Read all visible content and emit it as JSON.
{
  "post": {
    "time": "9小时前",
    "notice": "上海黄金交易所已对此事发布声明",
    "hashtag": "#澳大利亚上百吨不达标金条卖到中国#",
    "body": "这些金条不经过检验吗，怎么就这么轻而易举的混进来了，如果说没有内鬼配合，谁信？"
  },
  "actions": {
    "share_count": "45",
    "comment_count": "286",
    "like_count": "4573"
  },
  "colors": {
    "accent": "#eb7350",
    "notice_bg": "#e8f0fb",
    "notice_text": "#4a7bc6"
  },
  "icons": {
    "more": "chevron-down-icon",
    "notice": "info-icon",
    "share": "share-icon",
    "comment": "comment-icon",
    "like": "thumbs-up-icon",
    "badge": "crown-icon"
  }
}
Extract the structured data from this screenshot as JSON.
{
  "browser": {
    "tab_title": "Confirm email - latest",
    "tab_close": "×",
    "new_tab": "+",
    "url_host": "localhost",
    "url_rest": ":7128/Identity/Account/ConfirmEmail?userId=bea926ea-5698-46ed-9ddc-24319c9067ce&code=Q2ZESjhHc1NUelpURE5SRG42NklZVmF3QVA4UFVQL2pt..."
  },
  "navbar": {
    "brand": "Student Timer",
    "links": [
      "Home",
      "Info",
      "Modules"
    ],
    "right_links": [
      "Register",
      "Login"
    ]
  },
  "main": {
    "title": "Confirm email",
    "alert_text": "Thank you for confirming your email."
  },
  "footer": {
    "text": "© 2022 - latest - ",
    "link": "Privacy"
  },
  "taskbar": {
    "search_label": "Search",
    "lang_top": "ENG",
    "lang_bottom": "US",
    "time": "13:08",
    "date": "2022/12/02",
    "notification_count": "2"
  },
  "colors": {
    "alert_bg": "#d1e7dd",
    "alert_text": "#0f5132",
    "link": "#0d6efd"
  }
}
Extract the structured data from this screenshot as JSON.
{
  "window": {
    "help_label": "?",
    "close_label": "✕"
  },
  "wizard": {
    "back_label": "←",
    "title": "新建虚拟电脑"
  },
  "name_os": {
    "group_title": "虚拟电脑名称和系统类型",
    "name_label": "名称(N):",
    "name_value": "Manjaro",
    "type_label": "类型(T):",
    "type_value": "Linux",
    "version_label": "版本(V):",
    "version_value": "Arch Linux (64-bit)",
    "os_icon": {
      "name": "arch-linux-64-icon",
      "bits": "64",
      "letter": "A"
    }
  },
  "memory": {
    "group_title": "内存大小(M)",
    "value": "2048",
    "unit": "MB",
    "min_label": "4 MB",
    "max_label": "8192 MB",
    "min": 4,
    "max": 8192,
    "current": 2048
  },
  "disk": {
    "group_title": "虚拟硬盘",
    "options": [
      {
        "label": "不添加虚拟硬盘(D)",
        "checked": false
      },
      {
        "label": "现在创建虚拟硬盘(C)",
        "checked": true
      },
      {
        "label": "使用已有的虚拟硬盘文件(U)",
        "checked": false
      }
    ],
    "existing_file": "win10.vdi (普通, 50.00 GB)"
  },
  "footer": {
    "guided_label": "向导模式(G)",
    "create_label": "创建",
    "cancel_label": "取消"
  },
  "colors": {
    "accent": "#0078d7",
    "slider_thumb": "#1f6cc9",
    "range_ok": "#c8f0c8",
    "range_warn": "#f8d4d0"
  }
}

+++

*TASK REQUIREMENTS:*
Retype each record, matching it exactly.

*ANSWER BELOW:*
Read all visible content and emit it as JSON.
{
  "post": {
    "time": "9小时前",
    "notice": "上海黄金交易所已对此事发布声明",
    "hashtag": "#澳大利亚上百吨不达标金条卖到中国#",
    "body": "这些金条不经过检验吗，怎么就这么轻而易举的混进来了，如果说没有内鬼配合，谁信？"
  },
  "actions": {
    "share_count": "45",
    "comment_count": "286",
    "like_count": "4573"
  },
  "colors": {
    "accent": "#eb7350",
    "notice_bg": "#e8f0fb",
    "notice_text": "#4a7bc6"
  },
  "icons": {
    "more": "chevron-down-icon",
    "notice": "info-icon",
    "share": "share-icon",
    "comment": "comment-icon",
    "like": "thumbs-up-icon",
    "badge": "crown-icon"
  }
}
Extract the structured data from this screenshot as JSON.
{
  "browser": {
    "tab_title": "Confirm email - latest",
    "tab_close": "×",
    "new_tab": "+",
    "url_host": "localhost",
    "url_rest": ":7128/Identity/Account/ConfirmEmail?userId=bea926ea-5698-46ed-9ddc-24319c9067ce&code=Q2ZESjhHc1NUelpURE5SRG42NklZVmF3QVA4UFVQL2pt..."
  },
  "navbar": {
    "brand": "Student Timer",
    "links": [
      "Home",
      "Info",
      "Modules"
    ],
    "right_links": [
      "Register",
      "Login"
    ]
  },
  "main": {
    "title": "Confirm email",
    "alert_text": "Thank you for confirming your email."
  },
  "footer": {
    "text": "© 2022 - latest - ",
    "link": "Privacy"
  },
  "taskbar": {
    "search_label": "Search",
    "lang_top": "ENG",
    "lang_bottom": "US",
    "time": "13:08",
    "date": "2022/12/02",
    "notification_count": "2"
  },
  "colors": {
    "alert_bg": "#d1e7dd",
    "alert_text": "#0f5132",
    "link": "#0d6efd"
  }
}
Extract the structured data from this screenshot as JSON.
{
  "window": {
    "help_label": "?",
    "close_label": "✕"
  },
  "wizard": {
    "back_label": "←",
    "title": "新建虚拟电脑"
  },
  "name_os": {
    "group_title": "虚拟电脑名称和系统类型",
    "name_label": "名称(N):",
    "name_value": "Manjaro",
    "type_label": "类型(T):",
    "type_value": "Linux",
    "version_label": "版本(V):",
    "version_value": "Arch Linux (64-bit)",
    "os_icon": {
      "name": "arch-linux-64-icon",
      "bits": "64",
      "letter": "A"
    }
  },
  "memory": {
    "group_title": "内存大小(M)",
    "value": "2048",
    "unit": "MB",
    "min_label": "4 MB",
    "max_label": "8192 MB",
    "min": 4,
    "max": 8192,
    "current": 2048
  },
  "disk": {
    "group_title": "虚拟硬盘",
    "options": [
      {
        "label": "不添加虚拟硬盘(D)",
        "checked": false
      },
      {
        "label": "现在创建虚拟硬盘(C)",
        "checked": true
      },
      {
        "label": "使用已有的虚拟硬盘文件(U)",
        "checked": false
      }
    ],
    "existing_file": "win10.vdi (普通, 50.00 GB)"
  },
  "footer": {
    "guided_label": "向导模式(G)",
    "create_label": "创建",
    "cancel_label": "取消"
  },
  "colors": {
    "accent": "#0078d7",
    "slider_thumb": "#1f6cc9",
    "range_ok": "#c8f0c8",
    "range_warn": "#f8d4d0"
  }
}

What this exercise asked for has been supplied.